RECORDS FOR PROCESSING:
______________________________

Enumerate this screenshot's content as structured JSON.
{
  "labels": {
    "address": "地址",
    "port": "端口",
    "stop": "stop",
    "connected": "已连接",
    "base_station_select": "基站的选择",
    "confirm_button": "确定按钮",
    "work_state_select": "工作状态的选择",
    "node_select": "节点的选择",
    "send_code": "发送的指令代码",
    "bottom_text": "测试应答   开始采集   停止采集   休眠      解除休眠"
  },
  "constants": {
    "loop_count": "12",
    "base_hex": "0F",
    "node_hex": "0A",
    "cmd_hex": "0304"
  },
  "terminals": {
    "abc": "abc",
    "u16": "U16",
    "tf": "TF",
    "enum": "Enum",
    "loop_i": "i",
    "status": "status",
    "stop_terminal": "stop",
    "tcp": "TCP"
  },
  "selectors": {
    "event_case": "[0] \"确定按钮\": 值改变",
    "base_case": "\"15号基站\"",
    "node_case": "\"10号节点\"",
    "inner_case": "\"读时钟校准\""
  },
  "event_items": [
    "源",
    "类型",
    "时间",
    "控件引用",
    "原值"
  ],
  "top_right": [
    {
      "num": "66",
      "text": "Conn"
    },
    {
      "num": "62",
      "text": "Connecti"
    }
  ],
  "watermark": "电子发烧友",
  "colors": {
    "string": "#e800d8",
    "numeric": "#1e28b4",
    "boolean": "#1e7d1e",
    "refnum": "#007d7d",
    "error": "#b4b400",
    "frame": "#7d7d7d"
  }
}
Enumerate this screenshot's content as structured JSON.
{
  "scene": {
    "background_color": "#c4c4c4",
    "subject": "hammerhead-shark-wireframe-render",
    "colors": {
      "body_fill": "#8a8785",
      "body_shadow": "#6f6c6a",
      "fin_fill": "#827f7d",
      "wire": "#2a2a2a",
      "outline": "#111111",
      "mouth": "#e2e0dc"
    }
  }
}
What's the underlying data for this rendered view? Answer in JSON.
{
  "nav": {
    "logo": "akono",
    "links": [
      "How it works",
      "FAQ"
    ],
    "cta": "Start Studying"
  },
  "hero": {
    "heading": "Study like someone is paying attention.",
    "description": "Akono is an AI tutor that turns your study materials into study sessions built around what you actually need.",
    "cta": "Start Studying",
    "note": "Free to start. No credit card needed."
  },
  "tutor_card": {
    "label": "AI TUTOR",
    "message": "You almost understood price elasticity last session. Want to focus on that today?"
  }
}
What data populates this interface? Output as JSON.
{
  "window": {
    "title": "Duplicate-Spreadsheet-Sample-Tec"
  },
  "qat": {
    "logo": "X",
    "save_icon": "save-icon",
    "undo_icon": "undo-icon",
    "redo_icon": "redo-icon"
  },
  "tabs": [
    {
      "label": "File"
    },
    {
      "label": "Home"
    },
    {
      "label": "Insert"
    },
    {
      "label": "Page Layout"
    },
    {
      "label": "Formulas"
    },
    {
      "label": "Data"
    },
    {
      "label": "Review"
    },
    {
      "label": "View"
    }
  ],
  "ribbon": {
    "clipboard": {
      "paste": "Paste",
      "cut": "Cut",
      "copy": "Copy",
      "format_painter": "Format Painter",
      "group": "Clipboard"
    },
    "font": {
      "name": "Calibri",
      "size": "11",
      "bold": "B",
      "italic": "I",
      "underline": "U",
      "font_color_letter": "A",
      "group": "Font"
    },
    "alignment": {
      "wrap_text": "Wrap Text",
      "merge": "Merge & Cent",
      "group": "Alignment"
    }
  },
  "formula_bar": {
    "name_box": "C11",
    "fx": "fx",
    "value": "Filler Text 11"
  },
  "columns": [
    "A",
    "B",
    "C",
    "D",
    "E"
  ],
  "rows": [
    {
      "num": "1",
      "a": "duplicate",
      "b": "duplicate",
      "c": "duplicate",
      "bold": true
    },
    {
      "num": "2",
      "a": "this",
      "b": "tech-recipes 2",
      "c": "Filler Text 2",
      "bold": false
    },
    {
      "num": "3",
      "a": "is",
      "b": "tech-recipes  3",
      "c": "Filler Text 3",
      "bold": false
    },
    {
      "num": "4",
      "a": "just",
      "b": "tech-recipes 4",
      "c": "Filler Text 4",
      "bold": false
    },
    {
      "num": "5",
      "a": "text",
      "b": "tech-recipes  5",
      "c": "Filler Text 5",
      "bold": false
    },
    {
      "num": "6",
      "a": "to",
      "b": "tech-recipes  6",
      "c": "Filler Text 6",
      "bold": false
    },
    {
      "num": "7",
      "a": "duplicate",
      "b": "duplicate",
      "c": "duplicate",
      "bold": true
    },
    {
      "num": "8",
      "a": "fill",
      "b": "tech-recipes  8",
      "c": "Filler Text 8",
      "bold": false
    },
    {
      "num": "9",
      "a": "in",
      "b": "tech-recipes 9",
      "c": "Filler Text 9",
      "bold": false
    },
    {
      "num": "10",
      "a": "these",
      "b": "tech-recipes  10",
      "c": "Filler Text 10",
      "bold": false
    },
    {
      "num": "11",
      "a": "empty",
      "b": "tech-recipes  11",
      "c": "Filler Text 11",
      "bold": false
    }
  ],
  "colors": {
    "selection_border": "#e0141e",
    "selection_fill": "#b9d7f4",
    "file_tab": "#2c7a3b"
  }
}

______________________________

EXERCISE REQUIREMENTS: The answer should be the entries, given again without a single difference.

THE ANSWER:
Enumerate this screenshot's content as structured JSON.
{
  "labels": {
    "address": "地址",
    "port": "端口",
    "stop": "stop",
    "connected": "已连接",
    "base_station_select": "基站的选择",
    "confirm_button": "确定按钮",
    "work_state_select": "工作状态的选择",
    "node_select": "节点的选择",
    "send_code": "发送的指令代码",
    "bottom_text": "测试应答   开始采集   停止采集   休眠      解除休眠"
  },
  "constants": {
    "loop_count": "12",
    "base_hex": "0F",
    "node_hex": "0A",
    "cmd_hex": "0304"
  },
  "terminals": {
    "abc": "abc",
    "u16": "U16",
    "tf": "TF",
    "enum": "Enum",
    "loop_i": "i",
    "status": "status",
    "stop_terminal": "stop",
    "tcp": "TCP"
  },
  "selectors": {
    "event_case": "[0] \"确定按钮\": 值改变",
    "base_case": "\"15号基站\"",
    "node_case": "\"10号节点\"",
    "inner_case": "\"读时钟校准\""
  },
  "event_items": [
    "源",
    "类型",
    "时间",
    "控件引用",
    "原值"
  ],
  "top_right": [
    {
      "num": "66",
      "text": "Conn"
    },
    {
      "num": "62",
      "text": "Connecti"
    }
  ],
  "watermark": "电子发烧友",
  "colors": {
    "string": "#e800d8",
    "numeric": "#1e28b4",
    "boolean": "#1e7d1e",
    "refnum": "#007d7d",
    "error": "#b4b400",
    "frame": "#7d7d7d"
  }
}
Enumerate this screenshot's content as structured JSON.
{
  "scene": {
    "background_color": "#c4c4c4",
    "subject": "hammerhead-shark-wireframe-render",
    "colors": {
      "body_fill": "#8a8785",
      "body_shadow": "#6f6c6a",
      "fin_fill": "#827f7d",
      "wire": "#2a2a2a",
      "outline": "#111111",
      "mouth": "#e2e0dc"
    }
  }
}
What's the underlying data for this rendered view? Answer in JSON.
{
  "nav": {
    "logo": "akono",
    "links": [
      "How it works",
      "FAQ"
    ],
    "cta": "Start Studying"
  },
  "hero": {
    "heading": "Study like someone is paying attention.",
    "description": "Akono is an AI tutor that turns your study materials into study sessions built around what you actually need.",
    "cta": "Start Studying",
    "note": "Free to start. No credit card needed."
  },
  "tutor_card": {
    "label": "AI TUTOR",
    "message": "You almost understood price elasticity last session. Want to focus on that today?"
  }
}
What data populates this interface? Output as JSON.
{
  "window": {
    "title": "Duplicate-Spreadsheet-Sample-Tec"
  },
  "qat": {
    "logo": "X",
    "save_icon": "save-icon",
    "undo_icon": "undo-icon",
    "redo_icon": "redo-icon"
  },
  "tabs": [
    {
      "label": "File"
    },
    {
      "label": "Home"
    },
    {
      "label": "Insert"
    },
    {
      "label": "Page Layout"
    },
    {
      "label": "Formulas"
    },
    {
      "label": "Data"
    },
    {
      "label": "Review"
    },
    {
      "label": "View"
    }
  ],
  "ribbon": {
    "clipboard": {
      "paste": "Paste",
      "cut": "Cut",
      "copy": "Copy",
      "format_painter": "Format Painter",
      "group": "Clipboard"
    },
    "font": {
      "name": "Calibri",
      "size": "11",
      "bold": "B",
      "italic": "I",
      "underline": "U",
      "font_color_letter": "A",
      "group": "Font"
    },
    "alignment": {
      "wrap_text": "Wrap Text",
      "merge": "Merge & Cent",
      "group": "Alignment"
    }
  },
  "formula_bar": {
    "name_box": "C11",
    "fx": "fx",
    "value": "Filler Text 11"
  },
  "columns": [
    "A",
    "B",
    "C",
    "D",
    "E"
  ],
  "rows": [
    {
      "num": "1",
      "a": "duplicate",
      "b": "duplicate",
      "c": "duplicate",
      "bold": true
    },
    {
      "num": "2",
      "a": "this",
      "b": "tech-recipes 2",
      "c": "Filler Text 2",
      "bold": false
    },
    {
      "num": "3",
      "a": "is",
      "b": "tech-recipes  3",
      "c": "Filler Text 3",
      "bold": false
    },
    {
      "num": "4",
      "a": "just",
      "b": "tech-recipes 4",
      "c": "Filler Text 4",
      "bold": false
    },
    {
      "num": "5",
      "a": "text",
      "b": "tech-recipes  5",
      "c": "Filler Text 5",
      "bold": false
    },
    {
      "num": "6",
      "a": "to",
      "b": "tech-recipes  6",
      "c": "Filler Text 6",
      "bold": false
    },
    {
      "num": "7",
      "a": "duplicate",
      "b": "duplicate",
      "c": "duplicate",
      "bold": true
    },
    {
      "num": "8",
      "a": "fill",
      "b": "tech-recipes  8",
      "c": "Filler Text 8",
      "bold": false
    },
    {
      "num": "9",
      "a": "in",
      "b": "tech-recipes 9",
      "c": "Filler Text 9",
      "bold": false
    },
    {
      "num": "10",
      "a": "these",
      "b": "tech-recipes  10",
      "c": "Filler Text 10",
      "bold": false
    },
    {
      "num": "11",
      "a": "empty",
      "b": "tech-recipes  11",
      "c": "Filler Text 11",
      "bold": false
    }
  ],
  "colors": {
    "selection_border": "#e0141e",
    "selection_fill": "#b9d7f4",
    "file_tab": "#2c7a3b"
  }
}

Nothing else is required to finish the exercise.